skip to main content

Municipal Feature on Middlesex Centre

Brook Trout need cold water and are only in two local watersheds.


Landowners in Middlesex Centre have long history of taking positive stewardship actions in local watershed
Tributary streams contribute surface water, groundwater to system

By Ian Jean, Forestry and Land Stewardship Specialist, Ausable Bayfield Conservation Authority

The rolling fields and productive farmland of the Municipality of Middlesex Centre supply water to three of southern Ontario’s major watersheds: the Ausable, Thames, and Sydenham. The Ausable River itself does not flow through Middlesex Centre but several tributary streams contribute surface and groundwater to the system. These tributaries support important fish habitat and spawning areas within these streams and downstream in the main Ausable and, eventually, Lake Huron.

Farm owners and residents of Middlesex Centre have a long history of land stewardship and conservation work. For the past 75 years, Ausable Bayfield Conservation has been fortunate to be able to work with the community to help with conservation projects for the benefit of its residents and the broader watershed. During the last two decades alone, Middlesex Centre landowners have partnered with Ausable Bayfield Conservation to complete more than 50 conservation projects.
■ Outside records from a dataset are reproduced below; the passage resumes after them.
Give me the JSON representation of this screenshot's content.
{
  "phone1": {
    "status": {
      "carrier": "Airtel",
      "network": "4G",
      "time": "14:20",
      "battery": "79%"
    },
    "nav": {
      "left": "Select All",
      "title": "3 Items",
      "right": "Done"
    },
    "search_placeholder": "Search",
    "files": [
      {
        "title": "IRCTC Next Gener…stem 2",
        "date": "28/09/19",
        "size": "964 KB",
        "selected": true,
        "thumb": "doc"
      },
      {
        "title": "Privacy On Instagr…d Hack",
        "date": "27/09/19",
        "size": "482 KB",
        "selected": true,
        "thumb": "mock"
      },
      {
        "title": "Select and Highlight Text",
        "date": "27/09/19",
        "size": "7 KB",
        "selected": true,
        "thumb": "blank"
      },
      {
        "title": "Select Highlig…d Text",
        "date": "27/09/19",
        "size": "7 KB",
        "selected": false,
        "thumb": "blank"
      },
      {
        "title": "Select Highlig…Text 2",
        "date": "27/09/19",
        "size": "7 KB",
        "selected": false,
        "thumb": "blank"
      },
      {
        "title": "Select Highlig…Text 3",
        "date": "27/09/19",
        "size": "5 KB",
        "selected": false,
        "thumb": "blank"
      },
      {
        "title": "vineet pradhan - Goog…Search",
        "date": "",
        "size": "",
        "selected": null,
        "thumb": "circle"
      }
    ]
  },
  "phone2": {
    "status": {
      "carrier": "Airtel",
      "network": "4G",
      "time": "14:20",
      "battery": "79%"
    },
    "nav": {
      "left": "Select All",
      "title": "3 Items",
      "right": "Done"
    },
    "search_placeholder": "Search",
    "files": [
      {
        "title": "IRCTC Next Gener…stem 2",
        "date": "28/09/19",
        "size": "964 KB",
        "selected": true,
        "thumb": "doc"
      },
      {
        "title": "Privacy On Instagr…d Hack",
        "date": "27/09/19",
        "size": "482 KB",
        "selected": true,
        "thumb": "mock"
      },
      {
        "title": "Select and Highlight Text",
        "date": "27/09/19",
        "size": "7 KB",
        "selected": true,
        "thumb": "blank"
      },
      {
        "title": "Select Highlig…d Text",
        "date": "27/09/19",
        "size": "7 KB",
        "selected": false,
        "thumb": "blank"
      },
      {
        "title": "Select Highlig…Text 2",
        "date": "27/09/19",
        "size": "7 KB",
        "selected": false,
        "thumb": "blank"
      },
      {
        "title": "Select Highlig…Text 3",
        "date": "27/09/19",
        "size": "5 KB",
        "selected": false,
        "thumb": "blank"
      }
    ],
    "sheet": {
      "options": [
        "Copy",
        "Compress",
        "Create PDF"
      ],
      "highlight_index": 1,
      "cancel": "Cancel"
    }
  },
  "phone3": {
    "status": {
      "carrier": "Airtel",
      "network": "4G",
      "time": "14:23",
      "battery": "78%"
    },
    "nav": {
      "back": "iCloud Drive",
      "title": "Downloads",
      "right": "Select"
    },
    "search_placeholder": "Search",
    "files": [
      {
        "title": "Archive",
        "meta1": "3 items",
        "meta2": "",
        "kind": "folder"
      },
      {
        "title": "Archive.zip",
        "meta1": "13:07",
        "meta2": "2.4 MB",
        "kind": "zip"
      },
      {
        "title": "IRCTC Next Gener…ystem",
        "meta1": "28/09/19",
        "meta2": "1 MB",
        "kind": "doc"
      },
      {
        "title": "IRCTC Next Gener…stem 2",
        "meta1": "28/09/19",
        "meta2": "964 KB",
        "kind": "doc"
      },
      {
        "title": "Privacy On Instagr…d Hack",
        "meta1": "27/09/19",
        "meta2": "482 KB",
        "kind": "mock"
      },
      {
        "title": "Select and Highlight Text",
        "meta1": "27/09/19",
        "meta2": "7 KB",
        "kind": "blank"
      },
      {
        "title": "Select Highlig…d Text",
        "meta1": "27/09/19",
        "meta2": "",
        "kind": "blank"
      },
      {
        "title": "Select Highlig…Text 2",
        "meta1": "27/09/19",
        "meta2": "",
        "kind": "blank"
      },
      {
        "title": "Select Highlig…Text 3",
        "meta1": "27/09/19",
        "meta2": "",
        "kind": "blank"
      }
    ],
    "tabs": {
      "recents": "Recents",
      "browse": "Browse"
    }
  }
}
If you drive along any of the rural roads you will see the results of these efforts: tree-lined streams, field windbreaks, and wetlands. Less visible but equally important are in-field grassed waterways and erosion control berms. These stewardship projects are very important for controlling surface water flow, reducing soil erosion and flooding, and reducing sedimentation of streams. By keeping topsoil in fields, this infrastructure also improves soil health and agricultural productivity. That’s a true win-win.  

Community leadership has been central to conservation. Local residents and farmer volunteers involved in the Middlesex Stewardship Council helped to support Ausable Bayfield Conservation efforts and projects in the area for many years. More recently, Trees for Lobo Township, a project started and run by community volunteers and now adopted by the Lions Club of Poplar Hill, provides trees for roadside planting in Middlesex Centre. During the past nine years, this initiative has seen more than 2,200 trees planted along roadsides in the township.  

Nairn Creek is the largest tributary stream in the Ausable portion of Middlesex Centre. Fed by groundwater springs at its headwaters near Denfield, where it is also known there as Denfield Creek, the water runs south to Lobo Township, then turns northwest to join the Ausable at Nairn. Nairn Creek is significant in that it provides coldwater habitat for Brook Trout. This fish species has particular water quality requirements such as constant water flow, cold water temperatures, high oxygen concentrations, low suspended-solid concentrations, and streambeds free of silt. The presence of Brook Trout is a testament to local conservation efforts, and highlights the importance of ongoing stewardship and care to ensure the viability of the trout.

Funding support, from local, provincial and federal programs is available to local landowners for many conservation projects. One of the key roles of Ausable Bayfield Conservation is providing technical advice and assistance in securing financial support for these beneficial projects. As we celebrate 75 years at Ausable Bayfield Conservation Authority, we look forward to continuing this important work in partnership with the community.  

– In 2021, Ausable Bayfield Conservation Authority (ABCA) is celebrating its 75th anniversary (1946-2021) and 75 Years of Conservation. ABCA is honouring its 12 member municipalities, during this anniversary year, for their partnership, over the past 75 years, which helps to protect life and property, water, soil, and habitat for all living things.

To learn more visit and this web page:


Share this article >